Who is a “hypocrite”?
We ought not to assume what the Bible means by “hypocrite” is what modern readers think it means. For many people, a hypocrite is anyone who does not live up to their professed ideals. This is such a flawed definition that it’s amazing we ever use it. After all, who does not fail sometimes? If so, how can anyone call someone else a hypocrite?
From this perspective, another conclusion becomes apparent. Anyone who genuinely seeks to honor Christ cannot be a hypocrite. Let’s stop using that word to describe other brothers and sisters who simply succeed and fail in different areas than we do.
Ignorance is no ideal
When pragmatists accuse theologians and pastors of hypocrisy, what are they suggesting by implication?

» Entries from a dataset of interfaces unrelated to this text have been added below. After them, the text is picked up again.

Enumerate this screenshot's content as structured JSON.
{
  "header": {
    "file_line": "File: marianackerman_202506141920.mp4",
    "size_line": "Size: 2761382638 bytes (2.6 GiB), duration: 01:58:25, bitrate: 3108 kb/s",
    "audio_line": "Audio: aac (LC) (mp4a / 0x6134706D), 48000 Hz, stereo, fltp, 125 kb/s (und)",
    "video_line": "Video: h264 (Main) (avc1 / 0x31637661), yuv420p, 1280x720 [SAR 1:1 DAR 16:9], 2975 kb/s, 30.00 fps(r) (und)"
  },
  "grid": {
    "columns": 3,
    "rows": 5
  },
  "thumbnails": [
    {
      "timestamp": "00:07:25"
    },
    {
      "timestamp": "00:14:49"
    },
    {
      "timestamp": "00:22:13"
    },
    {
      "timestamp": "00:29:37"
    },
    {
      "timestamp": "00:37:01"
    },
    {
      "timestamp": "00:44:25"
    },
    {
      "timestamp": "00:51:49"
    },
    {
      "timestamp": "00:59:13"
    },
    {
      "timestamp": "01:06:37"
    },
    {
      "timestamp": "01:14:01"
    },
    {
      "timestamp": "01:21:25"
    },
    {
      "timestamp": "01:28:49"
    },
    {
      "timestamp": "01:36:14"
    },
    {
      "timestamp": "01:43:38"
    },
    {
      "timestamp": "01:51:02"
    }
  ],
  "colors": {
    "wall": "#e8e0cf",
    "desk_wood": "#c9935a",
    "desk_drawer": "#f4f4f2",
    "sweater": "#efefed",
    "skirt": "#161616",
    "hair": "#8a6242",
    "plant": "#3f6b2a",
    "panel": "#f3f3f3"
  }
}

If studying theology produces hypocrites, should we not teach them the Bible? If we wait until someone fully obeys what they’ve learned, then we will never get past “Love the Lord your God will all your heart, mind, and strength.”
Ignorance is no solution to hypocrisy.
The root of hypocrisy frequently is not too much head knowledge. Instead, it stems from a lack of perspective that can produce a right heart change. Ironically, the pressure to do, do, do can shortcut the maturation process. By limiting the teaching of information, disciples lack the understanding to inform obedience from the heart.
What happens when people don’t understand who God is and the real reason for acting? They use some lower motive as a substitute for more biblical motives. Consequently, we might subtly foster hypocrisy by pushing people to obey while keeping them from gaining a robust biblical perspective that comes from theological training.
 Bibliotheca Sacra 159 (April-June 2002): 131–150.